Looking back, Marseille’s long criminal history and reputation as a drug trafficking capital can be traced to the “French Connection.” The French connection was a drug trafficking route through Marseille, established in the 1930’s when mafia leader Paul Carbone transported poppy seeds from Turkey to France via Marseille and then on to Canada and eventually the US to be used in the manufacturing of heroin.
Back then, Marseille was one of the busiest ports in the Mediterranean, meaning shipments were harder to detect. With its reputation as a drug capital being cemented over the years and its status as France’s major port city, violence has grown in Marseille. In 2018 there were 23 gang-related deaths in France’s second city, in 2019 this climbed to 28 and this year gangland killings have claimed 15 lives, 12 since the beginning of the summer. While the numbers are shocking, it isn’t just this worrying escalation that has French citizens so scared.
There is a concerning trend that the age of the victims seems to be decreasing. The latest victim, a boy named Rayanne, was shot dead by a young man on a scooter outside the Les Marronniers housing estate where he lived. Two other boys were wounded in the shooting, one aged 14, the other only eight.
Rayanne’s family insist he was just a normal boy, who attended school and enjoyed playing with friends, and that he was caught in the crossfire. Investigators however have evidence to the contrary, reporting that he was a chouffeur (lookout) paid by one of the gangs to patrol their turf. Whether he was an innocent victim or a target for a rival gang, a life lost at 14 has shaken Marseille.

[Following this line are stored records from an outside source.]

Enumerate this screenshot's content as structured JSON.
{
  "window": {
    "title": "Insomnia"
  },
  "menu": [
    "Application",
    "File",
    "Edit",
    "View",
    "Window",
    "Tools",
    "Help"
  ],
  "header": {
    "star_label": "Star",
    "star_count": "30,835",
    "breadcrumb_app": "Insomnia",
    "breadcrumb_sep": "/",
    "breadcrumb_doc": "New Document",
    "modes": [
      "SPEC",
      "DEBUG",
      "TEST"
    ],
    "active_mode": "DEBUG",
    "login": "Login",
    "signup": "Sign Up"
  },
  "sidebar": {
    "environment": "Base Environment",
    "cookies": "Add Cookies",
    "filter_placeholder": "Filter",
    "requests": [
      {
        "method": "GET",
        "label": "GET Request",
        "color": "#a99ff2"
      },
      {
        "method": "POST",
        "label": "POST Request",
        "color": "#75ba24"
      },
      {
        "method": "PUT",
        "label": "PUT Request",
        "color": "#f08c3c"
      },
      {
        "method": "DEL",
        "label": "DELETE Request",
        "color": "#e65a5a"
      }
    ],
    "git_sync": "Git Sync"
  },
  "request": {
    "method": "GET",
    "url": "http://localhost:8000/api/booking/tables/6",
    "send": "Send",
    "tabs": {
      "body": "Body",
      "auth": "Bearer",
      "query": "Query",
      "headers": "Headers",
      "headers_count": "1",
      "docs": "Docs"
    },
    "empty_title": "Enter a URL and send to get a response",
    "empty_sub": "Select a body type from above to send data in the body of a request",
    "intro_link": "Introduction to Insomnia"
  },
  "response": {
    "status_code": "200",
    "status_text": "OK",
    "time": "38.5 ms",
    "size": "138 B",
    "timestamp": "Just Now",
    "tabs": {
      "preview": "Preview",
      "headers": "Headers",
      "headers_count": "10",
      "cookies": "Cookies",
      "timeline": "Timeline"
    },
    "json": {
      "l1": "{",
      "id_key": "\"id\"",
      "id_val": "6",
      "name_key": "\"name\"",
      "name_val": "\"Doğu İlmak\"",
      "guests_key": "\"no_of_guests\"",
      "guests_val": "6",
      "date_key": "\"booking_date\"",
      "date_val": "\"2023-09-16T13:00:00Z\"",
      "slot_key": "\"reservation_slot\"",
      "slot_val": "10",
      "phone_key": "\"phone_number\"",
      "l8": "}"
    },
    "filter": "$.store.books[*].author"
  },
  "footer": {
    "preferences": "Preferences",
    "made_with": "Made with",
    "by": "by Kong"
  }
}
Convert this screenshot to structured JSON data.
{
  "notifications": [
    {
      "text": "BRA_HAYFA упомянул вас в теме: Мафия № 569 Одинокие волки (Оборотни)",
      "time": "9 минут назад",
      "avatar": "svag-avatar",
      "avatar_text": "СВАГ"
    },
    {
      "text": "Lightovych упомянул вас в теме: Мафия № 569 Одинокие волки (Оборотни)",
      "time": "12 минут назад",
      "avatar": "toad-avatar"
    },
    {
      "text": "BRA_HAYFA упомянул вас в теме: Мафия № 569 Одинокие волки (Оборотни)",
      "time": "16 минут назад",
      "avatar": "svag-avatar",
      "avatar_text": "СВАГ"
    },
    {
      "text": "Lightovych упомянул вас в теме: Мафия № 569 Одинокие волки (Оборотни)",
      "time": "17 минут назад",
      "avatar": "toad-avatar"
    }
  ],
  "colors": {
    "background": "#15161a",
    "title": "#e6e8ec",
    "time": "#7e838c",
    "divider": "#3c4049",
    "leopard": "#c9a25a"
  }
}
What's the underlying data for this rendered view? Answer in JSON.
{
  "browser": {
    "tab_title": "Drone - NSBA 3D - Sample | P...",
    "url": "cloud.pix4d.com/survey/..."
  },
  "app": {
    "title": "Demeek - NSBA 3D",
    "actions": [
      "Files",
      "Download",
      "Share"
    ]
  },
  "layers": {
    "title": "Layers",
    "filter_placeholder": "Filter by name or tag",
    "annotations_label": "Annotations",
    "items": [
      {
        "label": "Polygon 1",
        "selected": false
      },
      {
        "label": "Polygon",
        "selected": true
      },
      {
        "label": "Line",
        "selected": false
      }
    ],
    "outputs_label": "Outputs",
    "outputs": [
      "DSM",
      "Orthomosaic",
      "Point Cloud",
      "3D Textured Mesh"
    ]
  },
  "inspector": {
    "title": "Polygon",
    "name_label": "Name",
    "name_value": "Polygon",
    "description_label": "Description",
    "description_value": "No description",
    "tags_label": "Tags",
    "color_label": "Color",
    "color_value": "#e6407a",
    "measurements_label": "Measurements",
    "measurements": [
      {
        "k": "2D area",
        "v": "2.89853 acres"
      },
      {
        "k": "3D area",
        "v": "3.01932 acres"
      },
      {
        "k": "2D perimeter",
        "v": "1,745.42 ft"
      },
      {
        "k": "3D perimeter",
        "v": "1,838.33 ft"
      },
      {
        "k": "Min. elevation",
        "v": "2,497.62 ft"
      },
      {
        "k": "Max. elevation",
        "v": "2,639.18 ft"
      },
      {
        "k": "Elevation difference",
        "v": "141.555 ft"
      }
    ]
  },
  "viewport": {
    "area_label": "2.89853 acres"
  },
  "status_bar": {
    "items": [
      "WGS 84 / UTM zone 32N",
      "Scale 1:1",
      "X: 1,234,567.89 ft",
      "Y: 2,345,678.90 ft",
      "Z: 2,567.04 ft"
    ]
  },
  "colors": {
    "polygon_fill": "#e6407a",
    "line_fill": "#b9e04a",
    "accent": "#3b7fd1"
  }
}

Police, magistrates, social workers and local journalists all attest to the fact drug auxiliaries are getting progressively younger. One social worker spoke to Le Monde newspaper: “In 2010 the first time a 16-year-old was killed it was a thunderclap, but we thought it was a one-off. With the benefit of hindsight, we can see it was the start of a trend.”
An investigating magistrate told Le Monde that young people are being recruited by gangs via the Internet and many come from estates in other French cities. They say the gangs tell the young recruits that it is “like a summer job, but they’re much more vulnerable than the local lads because they’re so isolated.”
Phillippe Pujol, a writer and expert on the poor northern neighbourhoods of Marseille, says many young recruits become indebted to gang leaders and some even dip into their supply. According to Pujol, “Young and in debt, they want to make big sales, so they push out further from their home turf. And that’s where the competition comes. They come up against other kids from other gangs, also playing high stakes.”
Related Articles: Blood in the Streets: Duterte’s Drug War | US Gun Industry Sued for Fueling Mexican Gangs
President Emmanuel Macron visited Marseille and the gangland violence formed the backdrop for his appearance. Residents pleaded with Macron for help on Wednesday. This surge in deadly shootings has put long-standing social problems on the political agenda. A social worker from Bassens told AFP ahead of Marcon’s arrival, “We’re scared…sometimes you hear shooting like it’s a Western film.” Citizens were asking for more police, public investment, and better housing as encounters with drug dealers are now a regular occurrence.
Just two weeks after Rayanne was shot, Macron told police officers on Wednesday, “We won’t give up…We have improved results. We’ll carry on, to the end, in making sure drug-dealing spots close permanently.” While his claims are accurate and death rates remain below those in 2016 and the particularly violent period in the 1980s, these tit-for-tat murders, as dubbed by the police, still give the impression the drug turf war in Marseille is not slowing down.
Local residents feel forgotten. As one told AFP, “Nobody cares what happens here…I get the sense that they [politicians] think, ‘let’s leave these paupers and foreigners to kill each other out there.’”
Poverty and urban squalor have contributed to the hold the drug trade has over Marseille. People in these urban estates are desperate for money and at times the school system is failing young people. Mayor Benoit Payan told AFP, “the schools are unworthy of the republic” describing them as being in a “woeful” state. This combination has made easy targets of young people as gangs can promise them fast money in return for loyalty.
While drug gangs and turf wars may not be unique to Marseille, the decreasing age of victims, whether innocent bystanders or lookouts for gangs, is becoming a recurring theme that cannot be ignored. Marseille has a long-established reputation as an underworld for crime but it appears that now the heart of the city is under siege, with children caught in the middle of a drug war and no one offering any solutions yet.
Editor’s Note: The opinions expressed here by Impakter.com columnists are their own, not those of Impakter.com.— In the Featured Photo: Local inhabitants and police officers stand in front of a wall displaying prices of a drug sell point. Featured Photo Credit: LUDOVIC MARIN.